===== Input for this task =====

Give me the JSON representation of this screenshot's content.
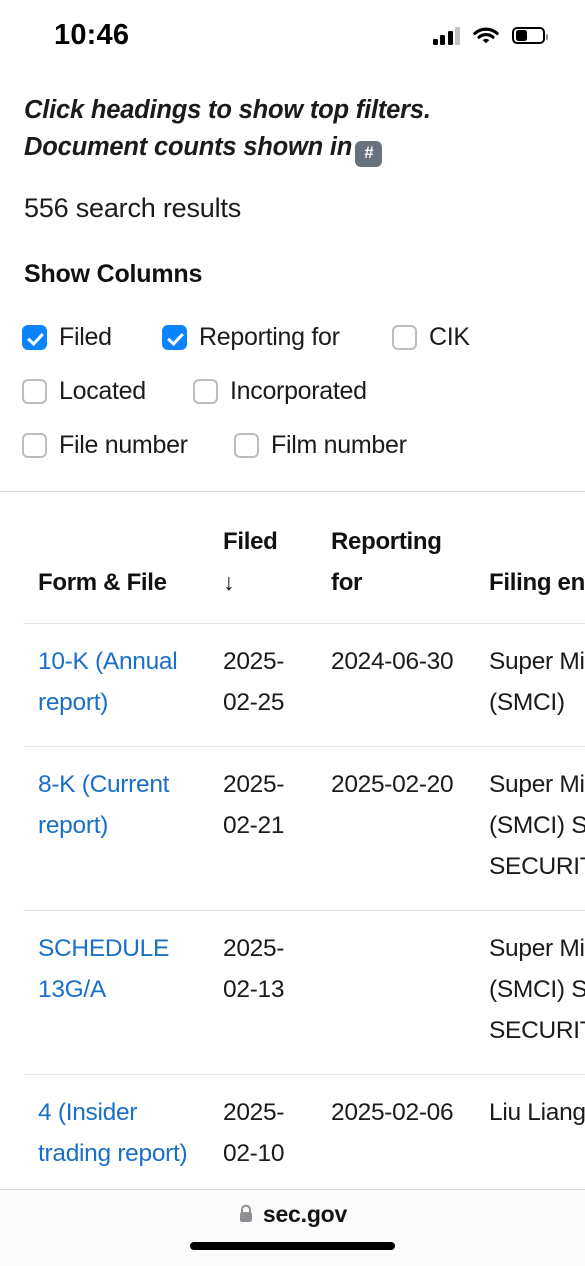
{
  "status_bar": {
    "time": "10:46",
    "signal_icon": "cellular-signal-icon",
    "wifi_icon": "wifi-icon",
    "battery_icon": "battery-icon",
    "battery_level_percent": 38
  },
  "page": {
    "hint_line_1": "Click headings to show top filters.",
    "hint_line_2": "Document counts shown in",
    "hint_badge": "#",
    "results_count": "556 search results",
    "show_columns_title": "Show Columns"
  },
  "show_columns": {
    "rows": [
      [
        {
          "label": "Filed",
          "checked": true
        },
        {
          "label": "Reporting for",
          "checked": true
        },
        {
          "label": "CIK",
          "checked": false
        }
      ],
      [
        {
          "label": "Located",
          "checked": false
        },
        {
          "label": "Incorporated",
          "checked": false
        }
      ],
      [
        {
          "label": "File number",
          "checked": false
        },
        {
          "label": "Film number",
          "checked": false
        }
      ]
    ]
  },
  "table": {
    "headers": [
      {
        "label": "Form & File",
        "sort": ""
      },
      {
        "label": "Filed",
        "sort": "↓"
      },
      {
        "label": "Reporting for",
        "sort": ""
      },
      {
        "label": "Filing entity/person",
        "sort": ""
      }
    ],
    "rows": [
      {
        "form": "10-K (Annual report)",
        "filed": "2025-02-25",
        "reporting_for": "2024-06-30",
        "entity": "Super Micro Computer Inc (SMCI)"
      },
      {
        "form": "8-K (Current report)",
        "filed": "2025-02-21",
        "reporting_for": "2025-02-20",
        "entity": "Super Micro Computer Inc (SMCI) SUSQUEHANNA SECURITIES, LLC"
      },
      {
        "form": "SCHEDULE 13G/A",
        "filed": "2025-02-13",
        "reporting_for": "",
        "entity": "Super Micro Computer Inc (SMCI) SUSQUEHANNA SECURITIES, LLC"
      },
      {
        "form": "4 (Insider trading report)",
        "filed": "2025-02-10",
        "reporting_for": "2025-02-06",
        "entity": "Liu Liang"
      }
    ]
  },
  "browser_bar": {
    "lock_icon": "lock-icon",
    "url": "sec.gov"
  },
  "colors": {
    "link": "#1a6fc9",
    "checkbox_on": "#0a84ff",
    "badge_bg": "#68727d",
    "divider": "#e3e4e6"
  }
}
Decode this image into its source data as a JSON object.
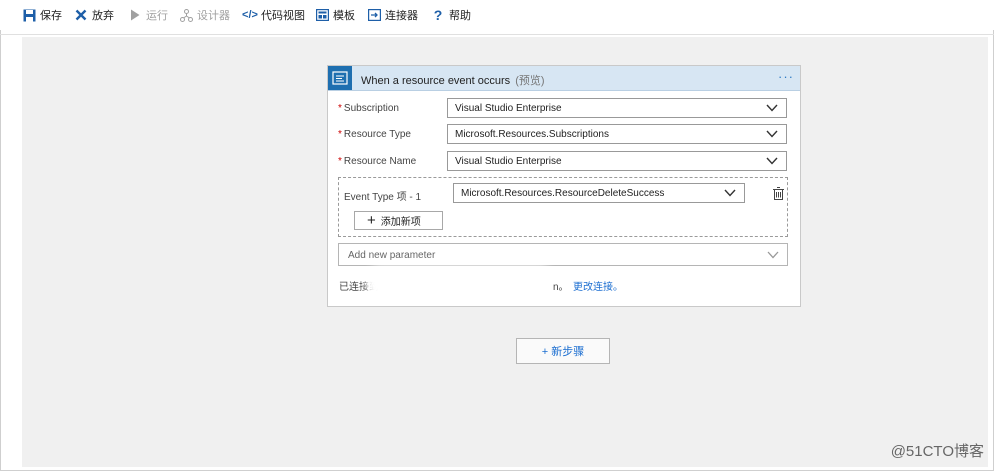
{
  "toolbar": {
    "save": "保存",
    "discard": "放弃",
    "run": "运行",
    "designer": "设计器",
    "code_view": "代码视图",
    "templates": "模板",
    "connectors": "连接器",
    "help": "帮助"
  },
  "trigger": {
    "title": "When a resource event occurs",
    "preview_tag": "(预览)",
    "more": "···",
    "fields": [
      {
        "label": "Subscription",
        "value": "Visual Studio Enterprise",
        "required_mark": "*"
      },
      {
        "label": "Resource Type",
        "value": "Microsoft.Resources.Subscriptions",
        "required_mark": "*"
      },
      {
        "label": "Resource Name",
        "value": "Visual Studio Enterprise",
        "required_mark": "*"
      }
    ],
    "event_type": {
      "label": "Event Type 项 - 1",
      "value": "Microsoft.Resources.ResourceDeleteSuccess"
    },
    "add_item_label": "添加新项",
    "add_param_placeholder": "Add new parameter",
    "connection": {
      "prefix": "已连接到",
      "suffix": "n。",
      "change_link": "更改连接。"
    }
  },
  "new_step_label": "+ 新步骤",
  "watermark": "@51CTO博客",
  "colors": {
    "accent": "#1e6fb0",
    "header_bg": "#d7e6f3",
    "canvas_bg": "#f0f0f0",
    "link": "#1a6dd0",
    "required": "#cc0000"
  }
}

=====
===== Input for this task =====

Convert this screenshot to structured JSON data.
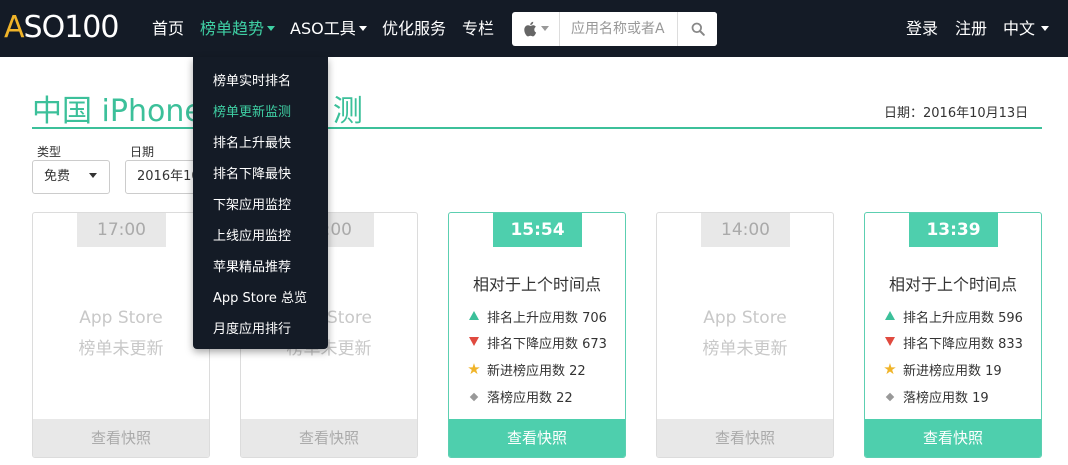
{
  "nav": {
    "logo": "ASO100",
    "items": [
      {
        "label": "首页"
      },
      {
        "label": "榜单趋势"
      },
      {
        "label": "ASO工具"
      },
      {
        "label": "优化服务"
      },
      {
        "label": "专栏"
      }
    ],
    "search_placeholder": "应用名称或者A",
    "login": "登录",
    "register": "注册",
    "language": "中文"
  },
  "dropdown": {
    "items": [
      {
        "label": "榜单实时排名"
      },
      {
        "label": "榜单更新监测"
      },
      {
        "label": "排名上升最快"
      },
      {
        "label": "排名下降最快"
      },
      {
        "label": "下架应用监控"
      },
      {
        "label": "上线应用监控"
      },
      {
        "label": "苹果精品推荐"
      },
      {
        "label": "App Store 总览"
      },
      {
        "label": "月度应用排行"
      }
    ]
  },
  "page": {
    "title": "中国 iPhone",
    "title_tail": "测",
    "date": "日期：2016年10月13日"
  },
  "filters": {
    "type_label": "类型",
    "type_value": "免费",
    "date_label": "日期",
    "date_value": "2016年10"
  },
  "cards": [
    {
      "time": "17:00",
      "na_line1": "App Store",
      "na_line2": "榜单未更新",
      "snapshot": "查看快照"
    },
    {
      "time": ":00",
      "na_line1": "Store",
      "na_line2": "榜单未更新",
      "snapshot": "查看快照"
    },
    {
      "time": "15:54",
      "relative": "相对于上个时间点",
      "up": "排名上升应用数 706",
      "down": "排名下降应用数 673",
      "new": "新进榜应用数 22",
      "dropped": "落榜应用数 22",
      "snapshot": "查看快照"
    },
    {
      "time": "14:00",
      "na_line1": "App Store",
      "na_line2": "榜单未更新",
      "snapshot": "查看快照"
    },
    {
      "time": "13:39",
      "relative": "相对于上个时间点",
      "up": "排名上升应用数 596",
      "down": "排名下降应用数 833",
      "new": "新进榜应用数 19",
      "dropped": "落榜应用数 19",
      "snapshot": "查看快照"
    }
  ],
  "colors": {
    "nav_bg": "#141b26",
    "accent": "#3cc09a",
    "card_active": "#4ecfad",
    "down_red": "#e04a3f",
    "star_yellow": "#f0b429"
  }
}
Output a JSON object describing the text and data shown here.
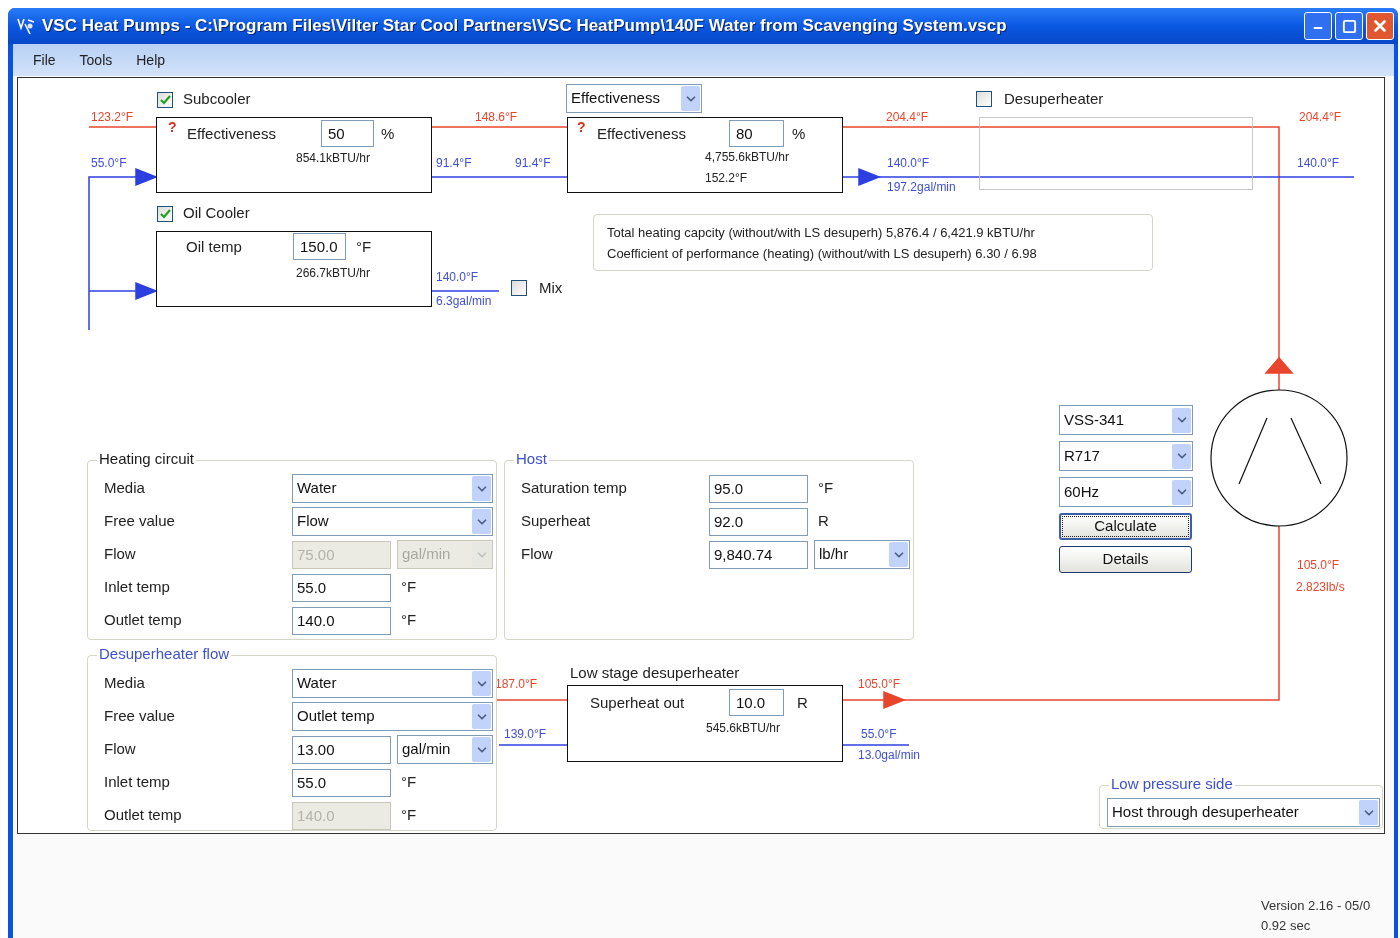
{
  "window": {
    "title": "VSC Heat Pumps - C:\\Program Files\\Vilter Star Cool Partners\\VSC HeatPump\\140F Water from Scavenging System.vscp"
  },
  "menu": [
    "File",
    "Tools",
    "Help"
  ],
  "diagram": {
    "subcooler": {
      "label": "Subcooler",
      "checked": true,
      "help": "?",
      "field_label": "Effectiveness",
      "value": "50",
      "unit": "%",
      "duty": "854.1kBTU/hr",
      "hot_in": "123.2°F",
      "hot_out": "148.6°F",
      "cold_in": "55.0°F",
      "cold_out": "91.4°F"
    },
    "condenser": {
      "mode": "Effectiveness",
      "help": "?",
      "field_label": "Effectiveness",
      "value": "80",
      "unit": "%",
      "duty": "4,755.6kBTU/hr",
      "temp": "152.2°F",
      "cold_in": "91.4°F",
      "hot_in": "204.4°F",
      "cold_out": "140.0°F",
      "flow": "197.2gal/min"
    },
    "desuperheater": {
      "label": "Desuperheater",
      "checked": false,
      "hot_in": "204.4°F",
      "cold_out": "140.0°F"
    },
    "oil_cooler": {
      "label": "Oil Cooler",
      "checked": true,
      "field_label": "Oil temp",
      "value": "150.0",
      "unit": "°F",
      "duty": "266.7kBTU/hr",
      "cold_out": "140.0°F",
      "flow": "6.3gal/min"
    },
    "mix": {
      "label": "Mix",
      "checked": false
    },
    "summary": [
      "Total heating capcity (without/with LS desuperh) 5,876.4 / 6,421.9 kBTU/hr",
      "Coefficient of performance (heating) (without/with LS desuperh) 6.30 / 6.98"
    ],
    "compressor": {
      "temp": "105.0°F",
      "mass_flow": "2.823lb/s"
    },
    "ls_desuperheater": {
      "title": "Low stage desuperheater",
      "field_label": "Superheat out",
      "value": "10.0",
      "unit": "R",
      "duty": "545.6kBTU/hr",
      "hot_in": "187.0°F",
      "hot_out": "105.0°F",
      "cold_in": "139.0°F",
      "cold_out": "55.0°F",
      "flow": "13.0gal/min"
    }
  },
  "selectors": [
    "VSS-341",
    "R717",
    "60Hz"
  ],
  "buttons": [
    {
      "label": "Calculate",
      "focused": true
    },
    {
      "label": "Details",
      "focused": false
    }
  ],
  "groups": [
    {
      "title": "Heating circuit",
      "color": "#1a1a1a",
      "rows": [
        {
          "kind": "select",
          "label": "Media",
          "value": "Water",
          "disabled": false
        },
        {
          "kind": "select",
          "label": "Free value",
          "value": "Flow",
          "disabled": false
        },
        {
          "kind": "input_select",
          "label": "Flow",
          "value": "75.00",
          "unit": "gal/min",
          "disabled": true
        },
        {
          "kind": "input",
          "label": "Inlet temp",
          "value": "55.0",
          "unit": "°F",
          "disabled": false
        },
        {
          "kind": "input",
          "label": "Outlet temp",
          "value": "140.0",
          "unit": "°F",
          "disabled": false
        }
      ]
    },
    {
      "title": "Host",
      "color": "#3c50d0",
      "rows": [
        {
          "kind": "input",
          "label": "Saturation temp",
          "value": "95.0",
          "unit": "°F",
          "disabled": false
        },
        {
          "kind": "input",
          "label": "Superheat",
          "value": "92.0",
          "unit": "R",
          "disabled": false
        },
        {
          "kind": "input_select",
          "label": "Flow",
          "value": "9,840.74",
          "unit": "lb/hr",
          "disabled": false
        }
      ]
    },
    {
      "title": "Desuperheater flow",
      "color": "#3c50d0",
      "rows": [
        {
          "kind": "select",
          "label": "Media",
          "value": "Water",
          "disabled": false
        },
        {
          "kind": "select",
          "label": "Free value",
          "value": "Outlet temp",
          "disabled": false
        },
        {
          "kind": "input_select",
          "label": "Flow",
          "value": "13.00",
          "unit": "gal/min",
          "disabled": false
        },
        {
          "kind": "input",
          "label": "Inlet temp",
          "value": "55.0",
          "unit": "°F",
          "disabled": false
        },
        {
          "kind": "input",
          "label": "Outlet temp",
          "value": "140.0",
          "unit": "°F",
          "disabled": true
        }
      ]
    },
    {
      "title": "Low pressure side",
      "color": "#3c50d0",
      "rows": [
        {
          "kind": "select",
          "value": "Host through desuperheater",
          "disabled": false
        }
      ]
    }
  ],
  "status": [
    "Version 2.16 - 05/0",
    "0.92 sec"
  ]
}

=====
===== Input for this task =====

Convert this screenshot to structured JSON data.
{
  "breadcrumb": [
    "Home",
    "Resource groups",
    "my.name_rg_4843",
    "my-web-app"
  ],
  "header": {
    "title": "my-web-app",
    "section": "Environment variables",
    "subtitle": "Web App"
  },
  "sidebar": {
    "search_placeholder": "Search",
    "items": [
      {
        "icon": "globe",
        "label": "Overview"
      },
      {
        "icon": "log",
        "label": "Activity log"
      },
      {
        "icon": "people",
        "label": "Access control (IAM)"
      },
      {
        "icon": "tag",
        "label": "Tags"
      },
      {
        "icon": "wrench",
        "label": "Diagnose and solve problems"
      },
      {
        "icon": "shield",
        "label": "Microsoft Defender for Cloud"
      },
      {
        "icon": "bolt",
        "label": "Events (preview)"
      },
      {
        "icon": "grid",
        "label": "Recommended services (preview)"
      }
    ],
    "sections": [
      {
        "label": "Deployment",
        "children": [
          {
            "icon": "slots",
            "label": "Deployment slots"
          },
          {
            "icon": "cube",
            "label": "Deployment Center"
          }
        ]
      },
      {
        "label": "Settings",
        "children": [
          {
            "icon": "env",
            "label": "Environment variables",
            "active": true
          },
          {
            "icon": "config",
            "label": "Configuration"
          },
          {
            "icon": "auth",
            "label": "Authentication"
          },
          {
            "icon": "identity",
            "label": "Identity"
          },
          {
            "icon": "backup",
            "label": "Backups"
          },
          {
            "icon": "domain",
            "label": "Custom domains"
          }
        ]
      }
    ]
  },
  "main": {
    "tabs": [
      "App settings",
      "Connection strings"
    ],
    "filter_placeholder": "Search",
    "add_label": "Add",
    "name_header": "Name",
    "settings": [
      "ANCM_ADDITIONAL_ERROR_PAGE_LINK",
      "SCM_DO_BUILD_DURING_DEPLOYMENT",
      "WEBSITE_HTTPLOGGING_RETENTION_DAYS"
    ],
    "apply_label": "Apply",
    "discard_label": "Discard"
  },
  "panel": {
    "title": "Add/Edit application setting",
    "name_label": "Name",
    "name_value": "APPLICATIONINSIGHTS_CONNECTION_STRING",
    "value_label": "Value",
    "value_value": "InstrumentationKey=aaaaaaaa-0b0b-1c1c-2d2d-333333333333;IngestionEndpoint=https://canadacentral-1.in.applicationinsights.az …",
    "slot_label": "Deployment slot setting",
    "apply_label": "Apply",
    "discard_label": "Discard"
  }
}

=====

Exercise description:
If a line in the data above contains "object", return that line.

Output below:
Decode this image into its source data as a JSON object.
Output a JSON object describing the text and data shown here.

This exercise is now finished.